Clinton campaign worries over tight race, while Bernie backers say ‘Get your sh*t together’

Hillary Clinton has failed to open up a lead on Donald Trump similar to the one Bernie Sanders had before the convention. © Mary Schwalm
The isolated, some say “tone deaf,” world inside the Hillary Clinton campaign is now worried by its inability to open up a wide lead on Republican presidential candidate Donald Trump in the polls.

Her team thought taking on a billionaire businessman/reality TV star with zero political experience and a penchant for making controversial statements should have been a slam dunk, but the Democratic nominee is now up just 2.1 percent, based on the latest RealClearPolitics average.

A Washington Post piece published late on Friday night titled, “Democrats wonder and worry: Why isn’t Clinton far ahead of Trump?” says it’s the hottest question in 'Hillaryland' as election day creeps closer.

The Beltway paper, now owned by Amazon founder and Trump critic Jeff Bezos, blamed her inability to relate to voters the way her main opponent does as one of the issues.

It doesn’t help that her unpopularity rating is now on par with Trump’s, making them the “two most unpopular presidential candidates in polling dating back more than 30 years,” as reported by ABC News.

Her attacks on the alt-right candidate and her campaign’s anti-Russian rhetoric don’t appear to be working, prompting Democratic party elders to express doubts.

“Generally, I’m concerned, frankly,” former Democratic Senate leader Tom Daschle told the Post. “It still looks positive, and I think if you look at the swing states and where she is right now, she’s got a lead. But it’s certainly not in the bag. We have two months to go, and I think it’s going to be a competitive race all the way through. I would say she’s got at least a 60 percent chance of winning.”
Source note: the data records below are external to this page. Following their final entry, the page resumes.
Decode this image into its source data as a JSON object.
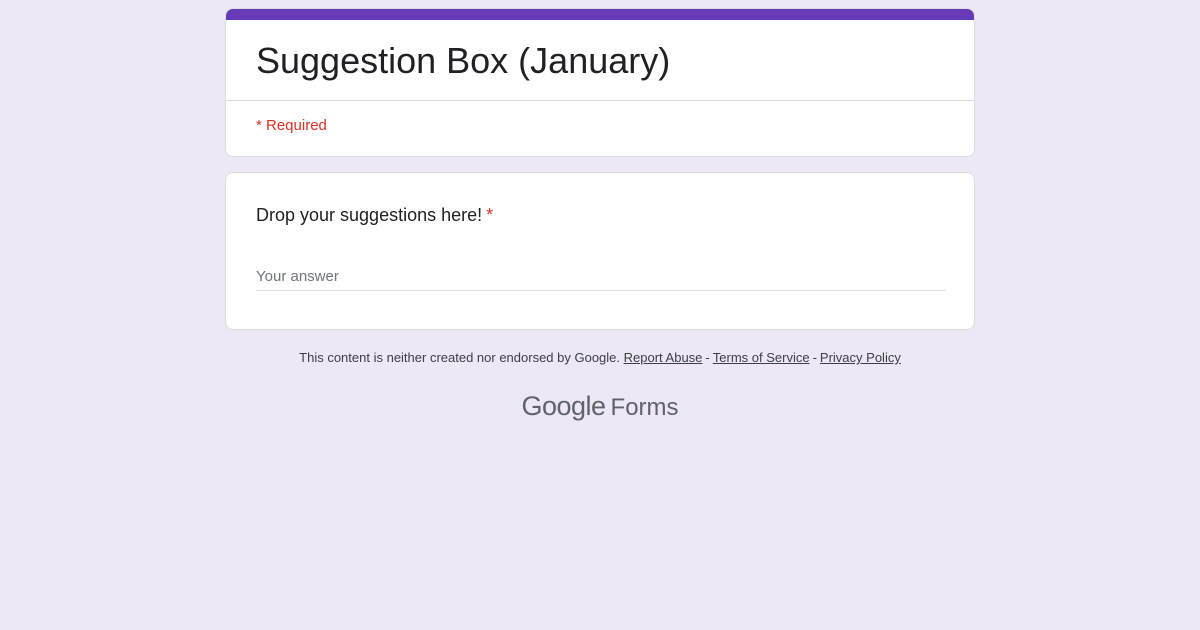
{
  "form": {
    "title": "Suggestion Box (January)",
    "required_note": "* Required",
    "accent_color": "#673ab7",
    "background_color": "#ede7f6"
  },
  "question": {
    "label": "Drop your suggestions here!",
    "required_marker": "*",
    "answer_placeholder": "Your answer",
    "answer_value": ""
  },
  "footer": {
    "disclaimer": "This content is neither created nor endorsed by Google.",
    "report_abuse": "Report Abuse",
    "separator_1": "-",
    "terms_of_service": "Terms of Service",
    "separator_2": "-",
    "privacy_policy": "Privacy Policy"
  },
  "brand": {
    "logo_word": "Google",
    "product": "Forms"
  }
}
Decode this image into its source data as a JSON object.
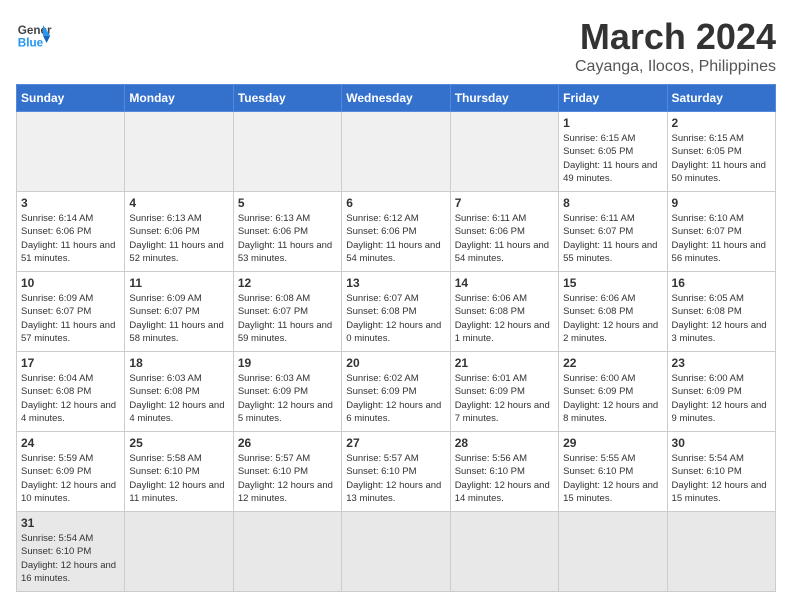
{
  "header": {
    "logo_general": "General",
    "logo_blue": "Blue",
    "title": "March 2024",
    "subtitle": "Cayanga, Ilocos, Philippines"
  },
  "weekdays": [
    "Sunday",
    "Monday",
    "Tuesday",
    "Wednesday",
    "Thursday",
    "Friday",
    "Saturday"
  ],
  "weeks": [
    [
      {
        "day": "",
        "info": ""
      },
      {
        "day": "",
        "info": ""
      },
      {
        "day": "",
        "info": ""
      },
      {
        "day": "",
        "info": ""
      },
      {
        "day": "",
        "info": ""
      },
      {
        "day": "1",
        "info": "Sunrise: 6:15 AM\nSunset: 6:05 PM\nDaylight: 11 hours and 49 minutes."
      },
      {
        "day": "2",
        "info": "Sunrise: 6:15 AM\nSunset: 6:05 PM\nDaylight: 11 hours and 50 minutes."
      }
    ],
    [
      {
        "day": "3",
        "info": "Sunrise: 6:14 AM\nSunset: 6:06 PM\nDaylight: 11 hours and 51 minutes."
      },
      {
        "day": "4",
        "info": "Sunrise: 6:13 AM\nSunset: 6:06 PM\nDaylight: 11 hours and 52 minutes."
      },
      {
        "day": "5",
        "info": "Sunrise: 6:13 AM\nSunset: 6:06 PM\nDaylight: 11 hours and 53 minutes."
      },
      {
        "day": "6",
        "info": "Sunrise: 6:12 AM\nSunset: 6:06 PM\nDaylight: 11 hours and 54 minutes."
      },
      {
        "day": "7",
        "info": "Sunrise: 6:11 AM\nSunset: 6:06 PM\nDaylight: 11 hours and 54 minutes."
      },
      {
        "day": "8",
        "info": "Sunrise: 6:11 AM\nSunset: 6:07 PM\nDaylight: 11 hours and 55 minutes."
      },
      {
        "day": "9",
        "info": "Sunrise: 6:10 AM\nSunset: 6:07 PM\nDaylight: 11 hours and 56 minutes."
      }
    ],
    [
      {
        "day": "10",
        "info": "Sunrise: 6:09 AM\nSunset: 6:07 PM\nDaylight: 11 hours and 57 minutes."
      },
      {
        "day": "11",
        "info": "Sunrise: 6:09 AM\nSunset: 6:07 PM\nDaylight: 11 hours and 58 minutes."
      },
      {
        "day": "12",
        "info": "Sunrise: 6:08 AM\nSunset: 6:07 PM\nDaylight: 11 hours and 59 minutes."
      },
      {
        "day": "13",
        "info": "Sunrise: 6:07 AM\nSunset: 6:08 PM\nDaylight: 12 hours and 0 minutes."
      },
      {
        "day": "14",
        "info": "Sunrise: 6:06 AM\nSunset: 6:08 PM\nDaylight: 12 hours and 1 minute."
      },
      {
        "day": "15",
        "info": "Sunrise: 6:06 AM\nSunset: 6:08 PM\nDaylight: 12 hours and 2 minutes."
      },
      {
        "day": "16",
        "info": "Sunrise: 6:05 AM\nSunset: 6:08 PM\nDaylight: 12 hours and 3 minutes."
      }
    ],
    [
      {
        "day": "17",
        "info": "Sunrise: 6:04 AM\nSunset: 6:08 PM\nDaylight: 12 hours and 4 minutes."
      },
      {
        "day": "18",
        "info": "Sunrise: 6:03 AM\nSunset: 6:08 PM\nDaylight: 12 hours and 4 minutes."
      },
      {
        "day": "19",
        "info": "Sunrise: 6:03 AM\nSunset: 6:09 PM\nDaylight: 12 hours and 5 minutes."
      },
      {
        "day": "20",
        "info": "Sunrise: 6:02 AM\nSunset: 6:09 PM\nDaylight: 12 hours and 6 minutes."
      },
      {
        "day": "21",
        "info": "Sunrise: 6:01 AM\nSunset: 6:09 PM\nDaylight: 12 hours and 7 minutes."
      },
      {
        "day": "22",
        "info": "Sunrise: 6:00 AM\nSunset: 6:09 PM\nDaylight: 12 hours and 8 minutes."
      },
      {
        "day": "23",
        "info": "Sunrise: 6:00 AM\nSunset: 6:09 PM\nDaylight: 12 hours and 9 minutes."
      }
    ],
    [
      {
        "day": "24",
        "info": "Sunrise: 5:59 AM\nSunset: 6:09 PM\nDaylight: 12 hours and 10 minutes."
      },
      {
        "day": "25",
        "info": "Sunrise: 5:58 AM\nSunset: 6:10 PM\nDaylight: 12 hours and 11 minutes."
      },
      {
        "day": "26",
        "info": "Sunrise: 5:57 AM\nSunset: 6:10 PM\nDaylight: 12 hours and 12 minutes."
      },
      {
        "day": "27",
        "info": "Sunrise: 5:57 AM\nSunset: 6:10 PM\nDaylight: 12 hours and 13 minutes."
      },
      {
        "day": "28",
        "info": "Sunrise: 5:56 AM\nSunset: 6:10 PM\nDaylight: 12 hours and 14 minutes."
      },
      {
        "day": "29",
        "info": "Sunrise: 5:55 AM\nSunset: 6:10 PM\nDaylight: 12 hours and 15 minutes."
      },
      {
        "day": "30",
        "info": "Sunrise: 5:54 AM\nSunset: 6:10 PM\nDaylight: 12 hours and 15 minutes."
      }
    ],
    [
      {
        "day": "31",
        "info": "Sunrise: 5:54 AM\nSunset: 6:10 PM\nDaylight: 12 hours and 16 minutes."
      },
      {
        "day": "",
        "info": ""
      },
      {
        "day": "",
        "info": ""
      },
      {
        "day": "",
        "info": ""
      },
      {
        "day": "",
        "info": ""
      },
      {
        "day": "",
        "info": ""
      },
      {
        "day": "",
        "info": ""
      }
    ]
  ]
}
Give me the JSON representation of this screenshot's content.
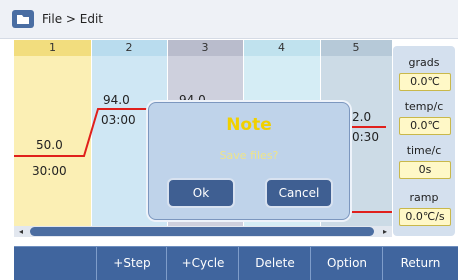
{
  "header": {
    "title": "File > Edit",
    "icon": "folder-icon"
  },
  "steps": {
    "headers": [
      "1",
      "2",
      "3",
      "4",
      "5"
    ],
    "step1": {
      "temp": "50.0",
      "time": "30:00"
    },
    "step2": {
      "temp": "94.0",
      "time": "03:00"
    },
    "step3": {
      "temp": "94.0"
    },
    "step5": {
      "temp": "2.0",
      "time": "0:30"
    }
  },
  "side_panel": {
    "grads_label": "grads",
    "grads_value": "0.0℃",
    "temp_label": "temp/c",
    "temp_value": "0.0℃",
    "time_label": "time/c",
    "time_value": "0s",
    "ramp_label": "ramp",
    "ramp_value": "0.0℃/s"
  },
  "scrollbar": {
    "left_arrow": "◂",
    "right_arrow": "▸"
  },
  "toolbar": {
    "step": "+Step",
    "cycle": "+Cycle",
    "delete": "Delete",
    "option": "Option",
    "return": "Return"
  },
  "dialog": {
    "title": "Note",
    "message": "Save files?",
    "ok": "Ok",
    "cancel": "Cancel"
  },
  "colors": {
    "accent": "#40659e",
    "trace": "#e0201c",
    "dialog_title": "#f0d000"
  }
}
Insiders believe Clinton needs to counter Trump’s “man of the people” popularity with some genuine opening up that doesn’t feel 'hot sauce in my purse' false.

The Washington Post reports that the plan is to shift focus to connect with voters and share her plans for the country, moving from attacks on her opponent or his "deplorable" supporters to a more positive message, making her speeches “more about her than him,” according to communications director Jennifer Palmieri.

Clinton has made some headway in that department with the 16 million followers of the Humans of New York blog, where she discussed sexism and her reputation as being aloof.

“I don’t view myself as cold or unemotional. And neither do my friends. And neither does my family. But if that sometimes is the perception I create, then I can’t blame people for thinking that,” she said.

However, the “more about her than him” strategy apparently didn’t extend to Clinton’s first press conference in 278 days on Thursday, or a Friday follow-up, when she largely focused on attacking Trump.

Given the ongoing scandal over her handling of classified documents, her decision to avoid the limelight was understandable in theory, but hiding away hasn’t done the former secretary of state any favors in the polls.

Dogging legal issues have actually increased her fundraising efforts, however, as she headlined 37 top-dollar events in August, raising $143 million.

While this has bolstered the campaign’s war chest to finance pro-Clinton and anti-Trump ads, it has taken away time the Democratic candidate could have spent to “connect with voters and share her plans for the country.”

Despite Bernie Sanders’ endorsement of Clinton, his primary supporters can’t help but feel frustrated.

After all, their candidate packed the house with thousands of supporters every night, broke Obama’s record in small donations, and had a bigger lead in the polls on Trump going into the convention.

While Clinton appeared to shift to the left during the primaries as part of the DNC’s sabotage of the Sanders campaign, her subsequent return to the center courting swing and anti-Trump Republican voters may have demotivated the progressive base of her party.

Sanders supporters still pine for the presidential face-off between their candidate and Trump.

The Clinton camp knows something has to change, as the gap between Clinton and Trump has fallen from nine points in August to only three this week.

Despite a lack of enthusiasm for Clinton, Bernie backers don’t appear to be flocking to Green Party candidate Jill Stein or Libertarian Gary Johnson, however, as they remain with 3.3 and 9 percent support respectively.